Israeli mother Talia Zinkin said she was initially unsure whether to send her son back to daycare. "But I felt he would enjoy being with other children," she told AFP.
In Australia, Melbourne has managed to control its upsurge in cases and officials were able to allow the city's 5 million inhabitants to leave their homes for more than two hours a day for the first time in three months.
While people will be allowed to travel up to 25 kilometers from home if they have valid reasons.
In Europe however, the increase in cases is reaching alarming levels.
Europe's death toll makes it the second-hardest hit region after Latin America and the Caribbean, where fatalities have surpassed 350,000.
The UK remains Europe's worst-affected country in terms of deaths, accounting for almost one-fifth of fatalities on the continent.
It continues to struggle against the virus, with local officials resisting attempts to impose restrictions by region.
France counted nearly 30,000 new cases Sunday, close to Saturday's record 32,427 cases.

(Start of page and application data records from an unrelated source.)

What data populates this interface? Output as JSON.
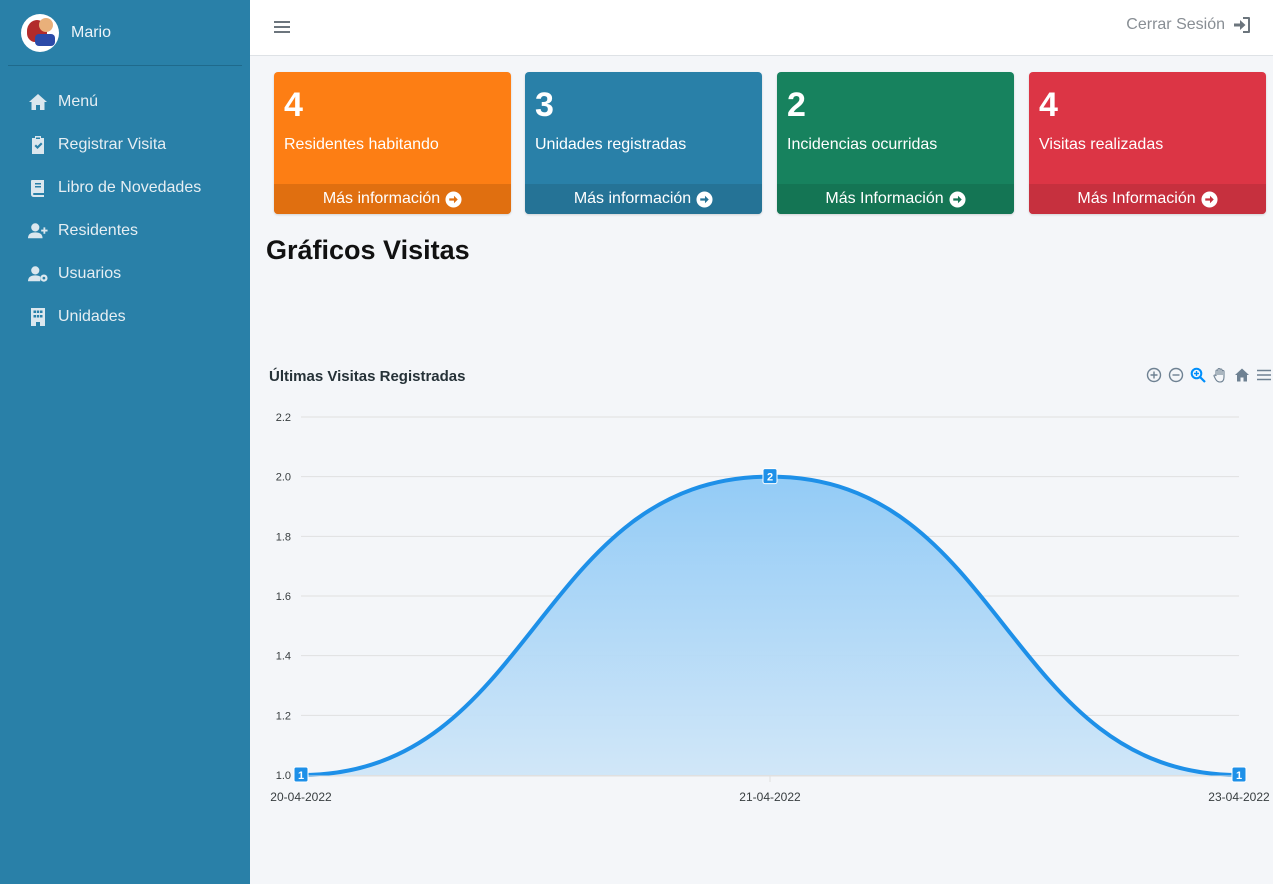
{
  "sidebar": {
    "user_name": "Mario",
    "items": [
      {
        "label": "Menú",
        "icon": "home-icon"
      },
      {
        "label": "Registrar Visita",
        "icon": "clipboard-check-icon"
      },
      {
        "label": "Libro de Novedades",
        "icon": "book-icon"
      },
      {
        "label": "Residentes",
        "icon": "user-plus-icon"
      },
      {
        "label": "Usuarios",
        "icon": "users-cog-icon"
      },
      {
        "label": "Unidades",
        "icon": "building-icon"
      }
    ]
  },
  "topbar": {
    "logout_label": "Cerrar Sesión"
  },
  "boxes": [
    {
      "number": "4",
      "text": "Residentes habitando",
      "link": "Más información",
      "color": "#fd7e14",
      "footer_color": "#e06f10"
    },
    {
      "number": "3",
      "text": "Unidades registradas",
      "link": "Más información",
      "color": "#2980a8",
      "footer_color": "#257396"
    },
    {
      "number": "2",
      "text": "Incidencias ocurridas",
      "link": "Más Información",
      "color": "#17825e",
      "footer_color": "#147554"
    },
    {
      "number": "4",
      "text": "Visitas realizadas",
      "link": "Más Información",
      "color": "#dc3545",
      "footer_color": "#c6303e"
    }
  ],
  "main": {
    "section_title": "Gráficos Visitas"
  },
  "chart_data": {
    "type": "area",
    "title": "Últimas Visitas Registradas",
    "x": [
      "20-04-2022",
      "21-04-2022",
      "23-04-2022"
    ],
    "series": [
      {
        "values": [
          1,
          2,
          1
        ]
      }
    ],
    "ylim": [
      1.0,
      2.2
    ],
    "yticks": [
      "1.0",
      "1.2",
      "1.4",
      "1.6",
      "1.8",
      "2.0",
      "2.2"
    ],
    "grid": true,
    "data_labels": true,
    "color": "#1e90e8"
  }
}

Some 1,900 COVID-19 patients are currently occupying intensive care unit beds, out of France's total capacity of 5,800.
The government has introduced a 9 pm-6 am curfew for at least a month in nine cities including Paris, affecting 20 million people.
Those flouting the curfew face a fine of 135 euros ($158) unless they can prove they have a valid reason to be out.
"I'm coming back from the hospital... where my daughter is being operated on," one man told a group of police officers, showing them a one-page document as evidence.
The measures fall short of the blanket confinements imposed in many countries earlier in 2020 - but raise fears of new, severe restrictions across the continent.
The Swiss government said Sunday it would enforce mask-wearing in all indoor public spaces from Monday and forbid gatherings of more than 15 people, among other restrictions.